In silico drug repurposing of penicillins to target main protease mpro of SARS-CoV-2

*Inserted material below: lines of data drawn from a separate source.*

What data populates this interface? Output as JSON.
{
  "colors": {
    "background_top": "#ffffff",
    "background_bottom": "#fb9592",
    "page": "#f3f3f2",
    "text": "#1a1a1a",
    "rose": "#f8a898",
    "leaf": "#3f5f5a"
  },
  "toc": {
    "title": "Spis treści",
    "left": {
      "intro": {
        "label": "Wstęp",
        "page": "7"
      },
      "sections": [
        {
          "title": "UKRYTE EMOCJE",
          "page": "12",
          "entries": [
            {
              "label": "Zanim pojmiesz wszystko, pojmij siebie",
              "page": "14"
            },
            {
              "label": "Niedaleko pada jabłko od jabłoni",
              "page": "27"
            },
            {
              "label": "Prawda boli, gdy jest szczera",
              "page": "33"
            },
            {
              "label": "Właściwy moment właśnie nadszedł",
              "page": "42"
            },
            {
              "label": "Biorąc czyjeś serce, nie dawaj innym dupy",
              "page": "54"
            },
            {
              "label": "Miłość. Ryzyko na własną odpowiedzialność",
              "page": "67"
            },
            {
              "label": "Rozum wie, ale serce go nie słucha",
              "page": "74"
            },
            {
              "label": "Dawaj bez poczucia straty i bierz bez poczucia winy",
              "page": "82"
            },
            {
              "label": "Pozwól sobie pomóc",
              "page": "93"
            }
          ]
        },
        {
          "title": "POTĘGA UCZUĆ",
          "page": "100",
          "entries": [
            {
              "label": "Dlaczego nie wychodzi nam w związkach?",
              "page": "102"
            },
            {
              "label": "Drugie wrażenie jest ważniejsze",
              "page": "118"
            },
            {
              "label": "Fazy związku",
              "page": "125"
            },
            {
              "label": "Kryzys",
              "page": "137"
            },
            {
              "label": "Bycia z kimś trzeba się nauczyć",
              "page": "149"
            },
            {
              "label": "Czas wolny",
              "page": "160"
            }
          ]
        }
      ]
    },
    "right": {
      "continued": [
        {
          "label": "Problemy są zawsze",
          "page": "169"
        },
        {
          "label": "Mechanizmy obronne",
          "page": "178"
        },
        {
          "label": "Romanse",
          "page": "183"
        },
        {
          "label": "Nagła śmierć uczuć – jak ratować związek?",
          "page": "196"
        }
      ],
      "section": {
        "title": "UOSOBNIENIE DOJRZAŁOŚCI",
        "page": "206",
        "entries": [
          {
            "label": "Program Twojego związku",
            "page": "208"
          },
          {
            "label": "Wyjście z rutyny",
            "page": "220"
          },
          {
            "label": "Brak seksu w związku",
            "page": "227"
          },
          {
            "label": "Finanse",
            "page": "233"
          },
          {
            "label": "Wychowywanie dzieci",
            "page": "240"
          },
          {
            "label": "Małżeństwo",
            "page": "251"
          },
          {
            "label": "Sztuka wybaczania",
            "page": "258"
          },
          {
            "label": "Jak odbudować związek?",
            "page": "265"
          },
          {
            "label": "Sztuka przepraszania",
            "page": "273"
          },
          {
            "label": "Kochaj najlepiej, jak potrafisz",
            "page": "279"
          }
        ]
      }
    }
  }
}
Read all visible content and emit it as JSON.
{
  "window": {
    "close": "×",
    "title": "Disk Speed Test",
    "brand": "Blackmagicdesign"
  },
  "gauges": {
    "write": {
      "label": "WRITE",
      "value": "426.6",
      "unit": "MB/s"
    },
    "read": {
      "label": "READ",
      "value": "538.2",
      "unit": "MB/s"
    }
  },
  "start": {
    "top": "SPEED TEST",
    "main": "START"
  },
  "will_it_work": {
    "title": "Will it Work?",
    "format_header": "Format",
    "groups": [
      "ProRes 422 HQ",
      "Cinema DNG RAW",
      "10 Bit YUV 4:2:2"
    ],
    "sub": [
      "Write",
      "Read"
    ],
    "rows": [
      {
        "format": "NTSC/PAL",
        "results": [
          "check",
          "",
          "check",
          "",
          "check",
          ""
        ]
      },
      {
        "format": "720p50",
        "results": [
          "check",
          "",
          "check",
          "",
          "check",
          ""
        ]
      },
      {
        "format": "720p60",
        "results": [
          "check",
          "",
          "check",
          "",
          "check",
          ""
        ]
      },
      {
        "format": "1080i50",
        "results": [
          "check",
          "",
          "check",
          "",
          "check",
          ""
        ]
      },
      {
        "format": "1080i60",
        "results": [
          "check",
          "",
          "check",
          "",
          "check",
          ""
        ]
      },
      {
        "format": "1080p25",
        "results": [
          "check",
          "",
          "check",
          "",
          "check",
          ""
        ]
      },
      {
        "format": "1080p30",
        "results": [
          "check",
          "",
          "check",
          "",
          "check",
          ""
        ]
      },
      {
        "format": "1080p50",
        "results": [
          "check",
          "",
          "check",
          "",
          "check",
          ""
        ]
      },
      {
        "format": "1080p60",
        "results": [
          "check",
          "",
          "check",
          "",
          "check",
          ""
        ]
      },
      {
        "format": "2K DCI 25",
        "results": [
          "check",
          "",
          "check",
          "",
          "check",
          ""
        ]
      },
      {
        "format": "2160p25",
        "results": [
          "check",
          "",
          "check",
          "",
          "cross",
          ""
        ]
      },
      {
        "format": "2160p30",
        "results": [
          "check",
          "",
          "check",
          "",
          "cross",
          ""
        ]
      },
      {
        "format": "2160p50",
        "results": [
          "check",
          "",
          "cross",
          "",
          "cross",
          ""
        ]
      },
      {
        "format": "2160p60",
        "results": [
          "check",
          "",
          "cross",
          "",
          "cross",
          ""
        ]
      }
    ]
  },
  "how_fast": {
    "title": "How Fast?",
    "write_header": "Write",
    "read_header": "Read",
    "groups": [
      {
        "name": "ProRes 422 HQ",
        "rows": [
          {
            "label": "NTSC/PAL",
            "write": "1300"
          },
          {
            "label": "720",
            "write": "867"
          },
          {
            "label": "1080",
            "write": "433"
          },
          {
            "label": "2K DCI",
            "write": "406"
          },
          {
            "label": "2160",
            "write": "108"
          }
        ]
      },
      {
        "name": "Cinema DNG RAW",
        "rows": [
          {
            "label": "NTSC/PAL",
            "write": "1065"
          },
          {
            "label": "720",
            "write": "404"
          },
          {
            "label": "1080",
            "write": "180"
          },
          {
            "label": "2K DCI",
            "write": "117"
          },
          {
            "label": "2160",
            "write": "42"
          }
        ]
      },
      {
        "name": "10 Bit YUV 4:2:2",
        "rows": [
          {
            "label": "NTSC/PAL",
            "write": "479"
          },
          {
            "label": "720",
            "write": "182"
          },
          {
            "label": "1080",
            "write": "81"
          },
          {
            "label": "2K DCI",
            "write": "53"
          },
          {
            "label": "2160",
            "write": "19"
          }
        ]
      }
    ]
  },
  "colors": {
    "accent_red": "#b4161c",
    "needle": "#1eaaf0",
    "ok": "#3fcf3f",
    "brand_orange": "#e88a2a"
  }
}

Background: SARS coronavirus-2 (SARS-CoV-2) infection causes Novel Coronavirus Disease (COVID-19). It is a respiratory tract infection and currently becoming pandemic worldwide affecting more than 50 lakh people. As of now, there is no treatment or vaccine developed for disease management. The main protease, Mpro in SARS-CoV-2 is a druggable target explored by many scientists. We targeted this with the well-known approach of drug repurposing by using computational tools. Methods: Schrödinger software was used for the study. Ligands were prepared from US-FDA drug-bank by importing it to Maestro graphical user interphase, optimised using LigPrep, and molecular geometry minimized using OPLS3e force-field. M crystal structure 6LU7 was downloaded from PDB and optimised. Molecules were docked using CovDock module in Glide docking. Further, molecular dynamics simulations were carried out for 100 ns using Desmond module. Results: In docking and molecular interactions studies, penicillins emerged as hits with consistent binding pattern by forming hydrophilic, hydrophobic, electrostatic interactions. The molecular dynamics simulations confirmed the interactions. Phenoxymethylpenicillin and Carbenicillin were found to interact consistently and appeared to be the most promising. Conclusion: Usually, antibiotics are discouraged from using in the viral pandemic because of the development of resistance. Azithromycin was combined with hydroxychloroquine to treat COVID-19. Penicillins are less potent and first-line antibiotics for most of the bacterial infections. This study suggests Phenoxymethylpenicillin and Carbenicillin can be tried along with hydroxychloroquine. Further, this study shows the possible exploration by drug repurposing using computer-aided docking tools and the potential roles of beta-lactams in COVID-19. pro
Baby, Krishnaprasad; Maity, Swastika; Mehta, Chetan; and Suresh, Akhil, "In silico drug repurposing of penicillins to target main protease mpro of SARS-CoV-2" (2020). Open Access Archive. 70.